The company has worked with growers in a wide range of crops, both organic and conventional. Parabug’s rotating drum works with the biology of many beneficial insects to ensure uniform dispersal and gentle release. The design also allows for the use of a variety of different standard carriers such as vermiculite, sawdust, bran, and rice hulls.
“The drum rotates according to its pattern, and it essentially acts like a saltshaker,” she says. “It releases a uniform amount of carrier and insect.”
The grower or the Pest Control Adviser supplies the beneficial predators. The insects can be tricky to work with, as some are so small they are difficult to see with the naked eye. Because of that, Parabug does its own quality check, taking pictures and videos of insects to make sure they’re OK. But Bennett says it’s important for the grower to be well-versed for an effective program.
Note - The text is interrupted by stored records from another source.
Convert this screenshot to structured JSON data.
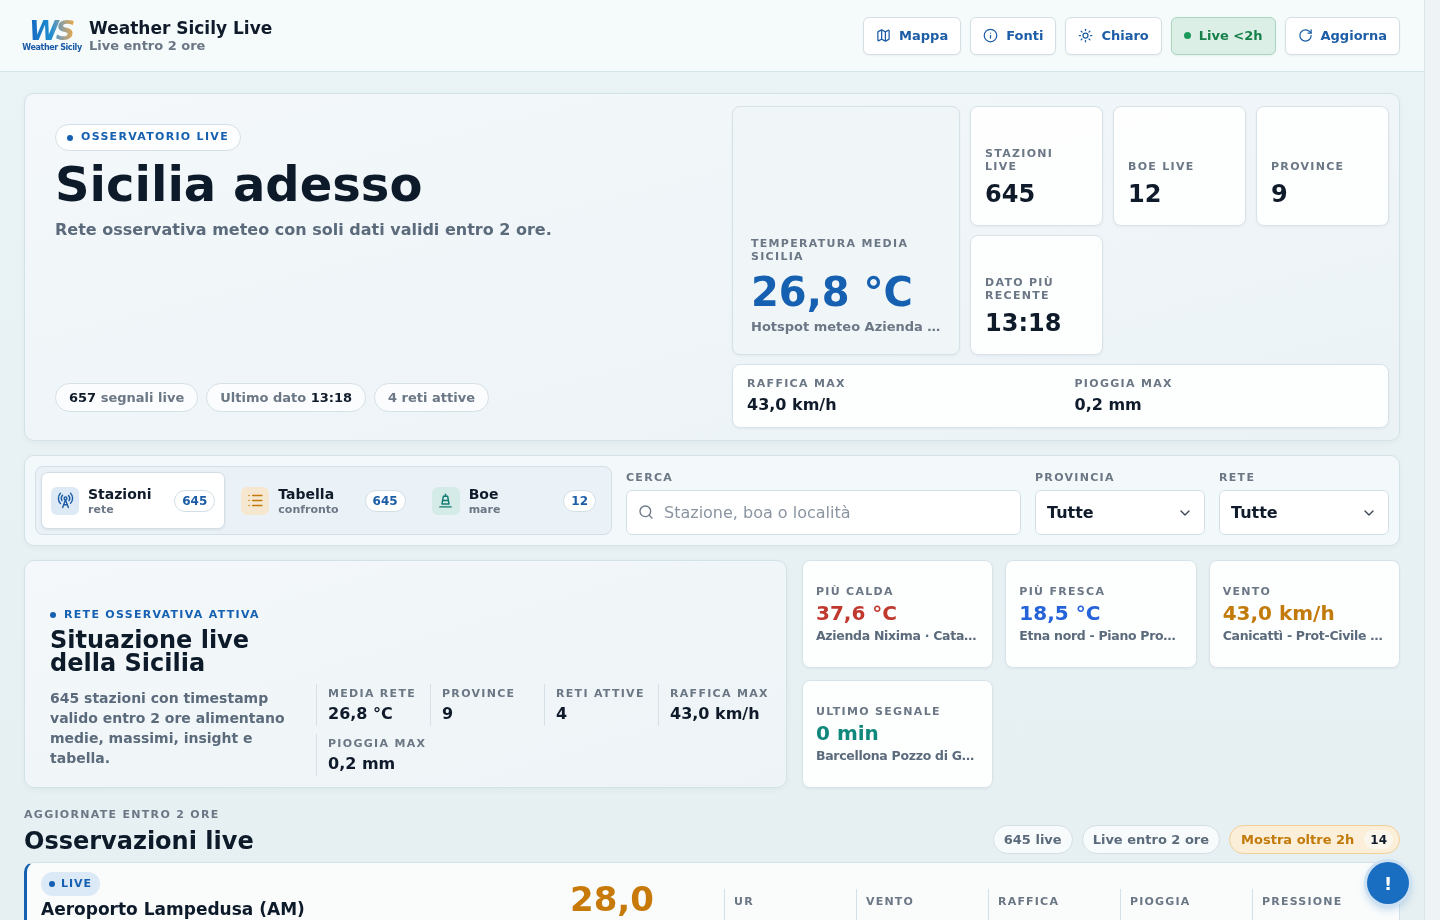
{
  "header": {
    "logo": {
      "mark": "WS",
      "caption": "Weather Sicily"
    },
    "title": "Weather Sicily Live",
    "subtitle": "Live entro 2 ore",
    "actions": [
      {
        "label": "Mappa",
        "kind": "map",
        "on": false
      },
      {
        "label": "Fonti",
        "kind": "info",
        "on": false
      },
      {
        "label": "Chiaro",
        "kind": "theme",
        "on": false
      },
      {
        "label": "Live <2h",
        "kind": "live",
        "on": true
      },
      {
        "label": "Aggiorna",
        "kind": "refresh",
        "on": false
      }
    ]
  },
  "hero": {
    "badge": "OSSERVATORIO LIVE",
    "title": "Sicilia adesso",
    "subtitle": "Rete osservativa meteo con soli dati validi entro 2 ore.",
    "chips": [
      "**657** segnali live",
      "Ultimo dato **13:18**",
      "4 reti attive"
    ],
    "feature": {
      "label": "TEMPERATURA MEDIA SICILIA",
      "value": "26,8 °C",
      "note": "Hotspot meteo Azienda …"
    },
    "stats": [
      {
        "label": "STAZIONI LIVE",
        "value": "645"
      },
      {
        "label": "BOE LIVE",
        "value": "12"
      },
      {
        "label": "PROVINCE",
        "value": "9"
      },
      {
        "label": "DATO PIÙ RECENTE",
        "value": "13:18"
      }
    ],
    "extremes": [
      {
        "label": "RAFFICA MAX",
        "value": "43,0 km/h"
      },
      {
        "label": "PIOGGIA MAX",
        "value": "0,2 mm"
      }
    ]
  },
  "filters": {
    "views": [
      {
        "title": "Stazioni",
        "subtitle": "rete",
        "count": "645",
        "kind": "stations",
        "selected": true
      },
      {
        "title": "Tabella",
        "subtitle": "confronto",
        "count": "645",
        "kind": "table",
        "selected": false
      },
      {
        "title": "Boe",
        "subtitle": "mare",
        "count": "12",
        "kind": "buoys",
        "selected": false
      }
    ],
    "search": {
      "label": "CERCA",
      "placeholder": "Stazione, boa o località"
    },
    "selects": [
      {
        "label": "PROVINCIA",
        "value": "Tutte"
      },
      {
        "label": "RETE",
        "value": "Tutte"
      }
    ]
  },
  "situation": {
    "badge": "RETE OSSERVATIVA ATTIVA",
    "title": "Situazione live della Sicilia",
    "description": "645 stazioni con timestamp valido entro 2 ore alimentano medie, massimi, insight e tabella.",
    "metrics": [
      {
        "label": "MEDIA RETE",
        "value": "26,8 °C"
      },
      {
        "label": "PROVINCE",
        "value": "9"
      },
      {
        "label": "RETI ATTIVE",
        "value": "4"
      },
      {
        "label": "RAFFICA MAX",
        "value": "43,0 km/h"
      },
      {
        "label": "PIOGGIA MAX",
        "value": "0,2 mm"
      }
    ],
    "highlights": [
      {
        "label": "PIÙ CALDA",
        "value": "37,6 °C",
        "place": "Azienda Nixima · Cata…",
        "color": "#c0392f"
      },
      {
        "label": "PIÙ FRESCA",
        "value": "18,5 °C",
        "place": "Etna nord - Piano Pro…",
        "color": "#2563d9"
      },
      {
        "label": "VENTO",
        "value": "43,0 km/h",
        "place": "Canicattì - Prot-Civile …",
        "color": "#c27a0a"
      },
      {
        "label": "ULTIMO SEGNALE",
        "value": "0 min",
        "place": "Barcellona Pozzo di G…",
        "color": "#0f877a"
      }
    ]
  },
  "observations": {
    "eyebrow": "AGGIORNATE ENTRO 2 ORE",
    "title": "Osservazioni live",
    "chips": [
      {
        "label": "645 live",
        "kind": "plain"
      },
      {
        "label": "Live entro 2 ore",
        "kind": "plain"
      },
      {
        "label": "Mostra oltre 2h",
        "count": "14",
        "kind": "warning"
      }
    ],
    "rows": [
      {
        "badge": "LIVE",
        "name": "Aeroporto Lampedusa (AM)",
        "temperature": "28,0",
        "columns": [
          "UR",
          "VENTO",
          "RAFFICA",
          "PIOGGIA",
          "PRESSIONE"
        ]
      }
    ]
  },
  "fab": {
    "label": "!"
  }
}
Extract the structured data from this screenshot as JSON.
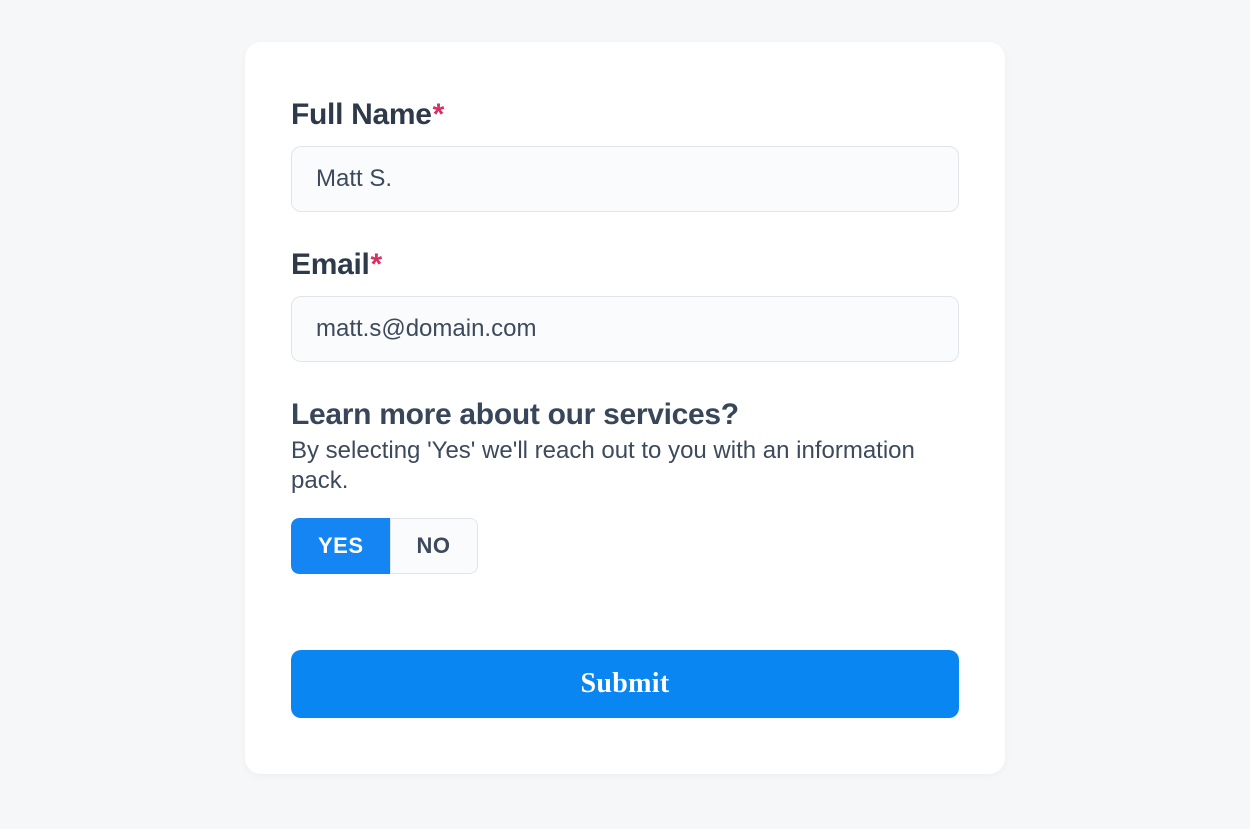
{
  "form": {
    "fullName": {
      "label": "Full Name",
      "required": "*",
      "value": "Matt S."
    },
    "email": {
      "label": "Email",
      "required": "*",
      "value": "matt.s@domain.com"
    },
    "learnMore": {
      "label": "Learn more about our services?",
      "description": "By selecting 'Yes' we'll reach out to you with an information pack.",
      "options": {
        "yes": "YES",
        "no": "NO"
      },
      "selected": "yes"
    },
    "submit": {
      "label": "Submit"
    }
  }
}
Many growers do have pretty extensive scouting programs, whether it’s done by their PCA or CCA, or they do it themselves. Bennett says it’s critical for growers to understand the pest pressure in the field as well as the presence and health of their beneficial population. Growers should determine the timing of their beneficial insect applications based on the pest populations they are seeing in the field. In addition, growers should always continue to scout their fields after a beneficial insect release.
“Monitor how well the beneficial population is establishing, as well as determine whether an additional release may be necessary,” she recommends. “Continuous scouting and monitoring are key to an effective integrated pest management program.”
UAV-IQ initially offered only crop health monitoring but now has taken another route to the beneficial insect business, partnering with Koppert Biological Systems.
“We’re extremely excited to team up with the premier company in biocontrol to help address the pest management needs of growers” says Neuman. “What’s great about Koppert is they’ve worked on their packaging for better drone release, making for much more uniform dispersal.”
Neuman says there are several advantages to using drone biocontrol besides significantly reducing grower costs.
For example, beneficial predators can get at pests even when they’re hiding where chemicals can’t always reach.
“They hang out in cracks, on the undersides of leaves, and with chemicals you need to supersaturate, but if you release predators or parasitoids, they’re hunters,” he says. “Even if you’re a conventional grower, you can still see a strong benefit.”
Another plus is more efficient distribution than traditional hand application.
“Picture 4 to 10 people walking 100 acres shaking cans — you might not have the highest quality control as to dispersal,” he says. “The drone is calibrated for what the PCA has said is right. The uniformity of the release is improved with drones.”
Finally, more and more, Neuman is encountering growers who are interested in simply reducing their use of chemical pesticides. He knows it is becoming a meaningful impact, because farmers have asked the company to put together a report for their own marketing and regulatory agencies.
“We’ve had growers ask us to put together a case study for how much including a beneficial can reduce chemical usage,” he says. “Growers are interested in proving the reduced usage of chemicals, and we are too.”